Burger brand Rustlers has caused a stir on social media with the launch of its new veggie burger, the Meatless Maverick. 

The controversy isn’t so much around what’s in the pack, but what’s on it. The packaging comes complete with a label depicting a leaf and the words ‘plant based’. But here’s the kicker: on closer inspection, it becomes apparent the product also includes a slice of cheese (and we’re not talking a coconut-based alternative).

It’s a problematic claim given that the term ’plant-based’ has become near synonymous with ‘suitable for vegans’. Tesco’s director of plant-based innovation Derek Sarno is staunchly vegan and includes no animal products in his Wicked Kitchen line. Plant Based News is a news platform that promotes all things vegan, and steers well clear of any endorsement of meat, eggs or dairy.

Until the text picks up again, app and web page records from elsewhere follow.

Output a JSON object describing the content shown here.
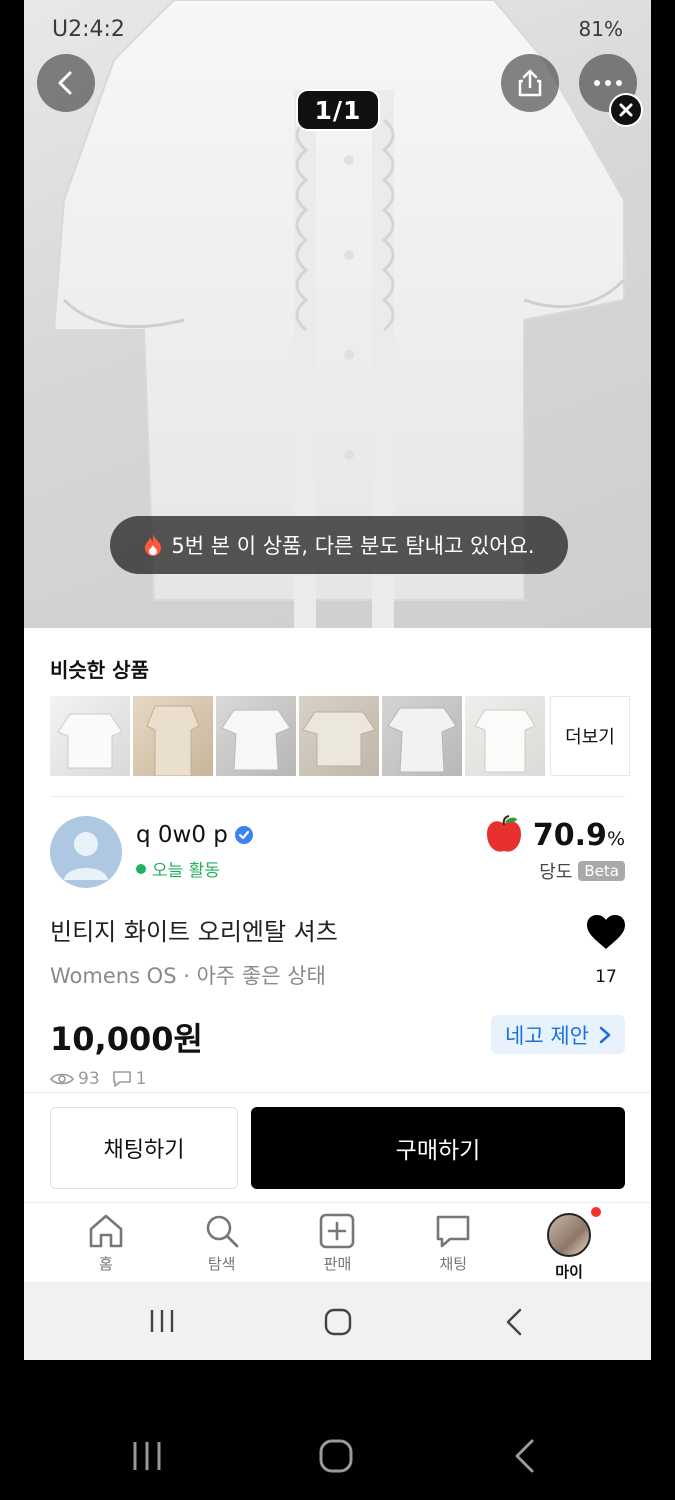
{
  "status_bar": {
    "left": "U2:4:2",
    "right": "81%"
  },
  "image_counter": "1/1",
  "toast": {
    "text": "5번 본 이 상품, 다른 분도 탐내고 있어요."
  },
  "similar": {
    "title": "비슷한 상품",
    "more_label": "더보기"
  },
  "seller": {
    "name": "q 0w0 p",
    "status": "오늘 활동",
    "rating": "70.9",
    "rating_unit": "%",
    "rating_label": "당도",
    "beta": "Beta"
  },
  "product": {
    "title": "빈티지 화이트 오리엔탈 셔츠",
    "subtitle": "Womens OS · 아주 좋은 상태",
    "likes": "17",
    "price": "10,000원",
    "offer_label": "네고 제안",
    "views": "93",
    "comments": "1"
  },
  "actions": {
    "chat": "채팅하기",
    "buy": "구매하기"
  },
  "tabs": [
    {
      "label": "홈",
      "icon": "home-icon"
    },
    {
      "label": "탐색",
      "icon": "search-icon"
    },
    {
      "label": "판매",
      "icon": "plus-square-icon"
    },
    {
      "label": "채팅",
      "icon": "chat-icon"
    },
    {
      "label": "마이",
      "icon": "avatar-icon"
    }
  ],
  "colors": {
    "accent_blue": "#1a73d9",
    "active_green": "#23b15c",
    "badge_red": "#f0322d"
  }
}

Brands such as Princes, Higgidy and Boursin also use their own ‘plant-based’ labels to describe entirely vegan products.

So it’s no surprise that many consumers see the two terms as interchangeable. An Instagram poll conducted by The Grocer revealed that 227 of the 740 respondents (31%) believed plant-based and vegan were synonymous. Only 14% believed the same could be said for ‘vegetarian’.

All of which has seen Rustlers’ vegetarian ’plant-based’ burger cause a stir. Some branded the leaf label misleading. Others went further. In a since deleted social media thread, one user accused the brand of greenwashing by jumping on the eco credentials of the vegan movement.

One disgruntled member of Facebook group Vegan Food UK even called the plant-based label on the Meatless Maverick burger ’dangerous’  –  specifically for people with allergies, who might pick up the product expecting a plant-based product to be dairy-free.

Rustlers hasn’t technically done anything wrong. The term ‘plant-based’ is unregulated in the UK, leaving it open to interpretation.

The brand says: ”The Meatless Maverick is certified vegetarian, which is communicated on the pack along with our description of Meatless Maverick as a ‘plant-based’ classic burger with cheese and our signature sauce.”

It’s a different story in the US, where the Plant Based Foods Association offers a ‘certified plant based’ seal only open to products that are entirely free from animal ingredients and vegan-friendly. “The most important thing to understand is that for PBFA, ‘plant-based’ means 100% free from animal ingredients,” it says. “We make no exceptions to this rule.”

In fact, the difference for the PBFA is that vegan certifications could apply to non-food items, whereas it exclusively focuses on food products – specifically plant-based meat, egg and dairy alternatives.

The latest confusion over the Rustlers burger suggests it’s time for a more clear-cut definition in the UK, too. The simplest being that plant-based should equate to vegan. But in that case, it won’t leave any room for a cheese slice.